On Tuesday, not long after dawn, a group of skaters converged on Parsonage Pond in West Tisbury. They were old and young and in between, all there to embrace the frigid temperatures and play pond hockey, a tradition that goes back generations.

Later in the day it snowed, really snowed, and kids raced to the hills to go sledding after school.

Watching the skaters of early morning and the sledders of late afternoon was like turning the pages of a Currier and Ives album, revealing a fantasy landscape unchanged for centuries.

But beneath the surface, of course, much has changed.

The still-raging coronavirus has laid bare issues that have long lurked near the surface but now stand out in starker relief.

Last week, the Gazette reported another record year for the Island real estate market, passing $1 billion in sales for 2020, eclipsing the previous record of $670 million set in 2017. The median home price has risen to $1.5 million, and with inventory drying up, it is nearly impossible to find a home for less than $700,000.

While the 2020 season was not the complete business bust many feared, it is surely a better time to be a real estate agent on the Island than a tavern keeper. And while January is always quiet, a stroll down Island main streets suggests that this year many longtime businesses may never reopen.

This is the thin ice the Island skates upon. Affordability for much of the Island’s year-round population has been the Island’s cross to bear ever since tourism became its main economic engine, filling some coffers while emptying others. The trickle down of a resort location has always played favorites.

But, complicated by the coronavirus, the situation seems more dire than ever. People who own businesses struggle to make a living. Organizations that rely on skilled workers struggle to attract talent. And teachers, emergency personnel, nurses, home health aides and service workers of all kinds struggle to find stable, long-term, affordable housing.

Once again a coalition of concerned citizens has formed to push forward the idea of a housing bank, financed by a transfer fee on real estate transactions. The plan is still in infancy, and organizers have pledged to spend more than a year gathering comment and fine-tuning the proposal.

The intent is noble, and an early outline of the plan — as laid out in an op-ed this week in this newspaper — suggests that advocates have learned a few lessons from the failed efforts of the past.

But the wealth disparity on the Island is not simply a housing problem. There is a worrisome and growing gap between the haves and the have nots, and genuine concerns about how the Island’s ethic is changing. And there is real risk in addressing affordable housing without also addressing the larger and thornier issue of growth.

The Island’s infrastructure — its roads, its schools, its landfills and wastewater treatment facilities — are already straining under the population the Island now has.
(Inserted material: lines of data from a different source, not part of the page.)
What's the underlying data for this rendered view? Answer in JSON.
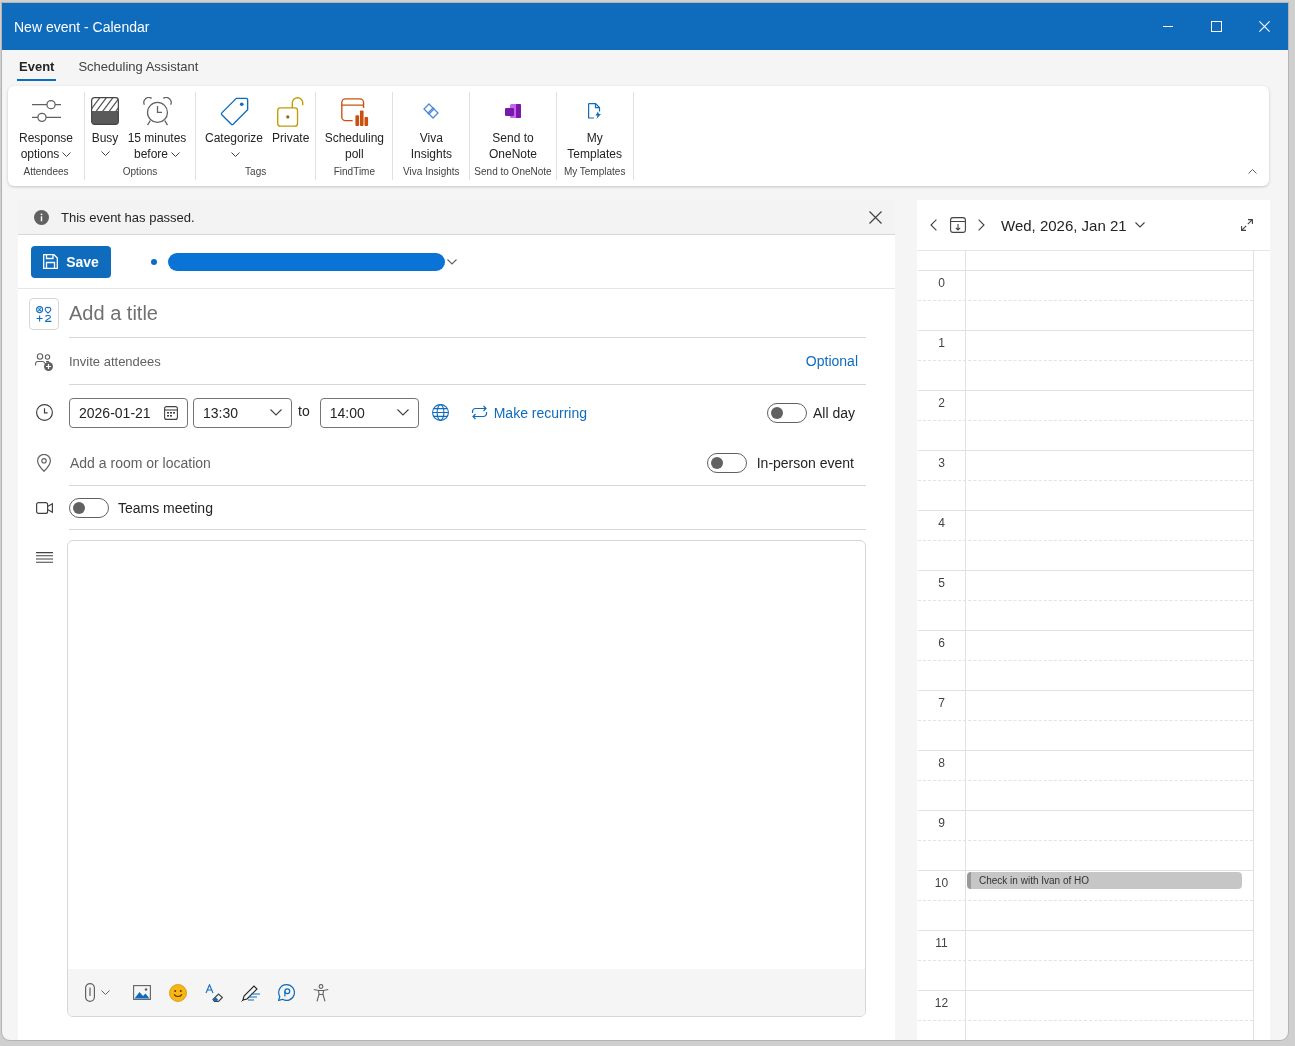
{
  "window": {
    "title": "New event - Calendar"
  },
  "tabs": [
    {
      "label": "Event",
      "selected": true
    },
    {
      "label": "Scheduling Assistant",
      "selected": false
    }
  ],
  "ribbon": {
    "groups": [
      {
        "label": "Attendees",
        "buttons": [
          {
            "label": "Response options",
            "dropdown": true
          }
        ]
      },
      {
        "label": "Options",
        "buttons": [
          {
            "label": "Busy",
            "dropdown": true
          },
          {
            "label": "15 minutes before",
            "dropdown": true
          }
        ]
      },
      {
        "label": "Tags",
        "buttons": [
          {
            "label": "Categorize",
            "dropdown": true
          },
          {
            "label": "Private",
            "dropdown": false
          }
        ]
      },
      {
        "label": "FindTime",
        "buttons": [
          {
            "label": "Scheduling poll",
            "dropdown": false
          }
        ]
      },
      {
        "label": "Viva Insights",
        "buttons": [
          {
            "label": "Viva Insights",
            "dropdown": false
          }
        ]
      },
      {
        "label": "Send to OneNote",
        "buttons": [
          {
            "label": "Send to OneNote",
            "dropdown": false
          }
        ]
      },
      {
        "label": "My Templates",
        "buttons": [
          {
            "label": "My Templates",
            "dropdown": false
          }
        ]
      }
    ]
  },
  "notice": {
    "text": "This event has passed."
  },
  "save_button": {
    "label": "Save"
  },
  "title_field": {
    "placeholder": "Add a title"
  },
  "attendees": {
    "placeholder": "Invite attendees",
    "optional_link": "Optional"
  },
  "time": {
    "date": "2026-01-21",
    "start": "13:30",
    "separator": "to",
    "end": "14:00",
    "recurring_link": "Make recurring",
    "all_day": {
      "label": "All day",
      "on": false
    }
  },
  "location": {
    "placeholder": "Add a room or location",
    "in_person": {
      "label": "In-person event",
      "on": false
    }
  },
  "teams": {
    "label": "Teams meeting",
    "on": false
  },
  "day_view": {
    "date": "Wed, 2026, Jan 21",
    "hours": [
      {
        "label": "0"
      },
      {
        "label": "1"
      },
      {
        "label": "2"
      },
      {
        "label": "3"
      },
      {
        "label": "4"
      },
      {
        "label": "5"
      },
      {
        "label": "6"
      },
      {
        "label": "7"
      },
      {
        "label": "8"
      },
      {
        "label": "9"
      },
      {
        "label": "10",
        "events": [
          {
            "title": "Check in with Ivan of HO"
          }
        ]
      },
      {
        "label": "11"
      },
      {
        "label": "12"
      }
    ]
  }
}
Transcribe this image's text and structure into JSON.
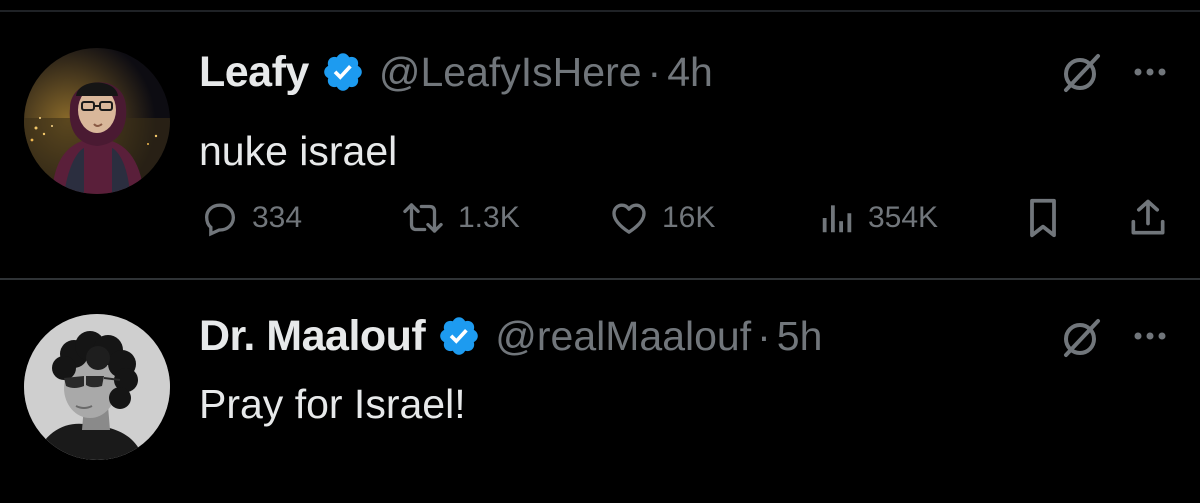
{
  "tweets": [
    {
      "display_name": "Leafy",
      "handle": "@LeafyIsHere",
      "separator": "·",
      "time": "4h",
      "text": "nuke israel",
      "verified_icon": "verified-badge-icon",
      "stats": {
        "replies": "334",
        "reposts": "1.3K",
        "likes": "16K",
        "views": "354K"
      }
    },
    {
      "display_name": "Dr. Maalouf",
      "handle": "@realMaalouf",
      "separator": "·",
      "time": "5h",
      "text": "Pray for Israel!",
      "verified_icon": "verified-badge-icon"
    }
  ],
  "colors": {
    "background": "#000000",
    "primary_text": "#e7e9ea",
    "secondary_text": "#71767b",
    "verified_blue": "#1d9bf0",
    "divider": "#2f3336"
  }
}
Vacation homes are being built and rebuilt, ever larger. The Great Ponds are becoming dangerously polluted, endangering the Island’s sole-source aquifer, which provides clean drinking water for everyone. All this at a time when the practical effects of climate change — the regular flooding of Five Corners and the increasing likelihood of catastrophic storms — can no longer be ignored.

Additional housing, unless limited to rehabilitating the existing housing stock or linked to other infrastructure improvements, will only exacerbate this situation. And make no mistake: a housing bank will increase the Island’s population. Trying to limit affordable housing to people who are already here is as impractical as it is legally questionable.

The ice is indeed cracking, and it needs more than just a patch. Perhaps the laudable initiative to solve the affordable housing crisis can be a springboard for addressing the bigger question of what we all want the Island to become.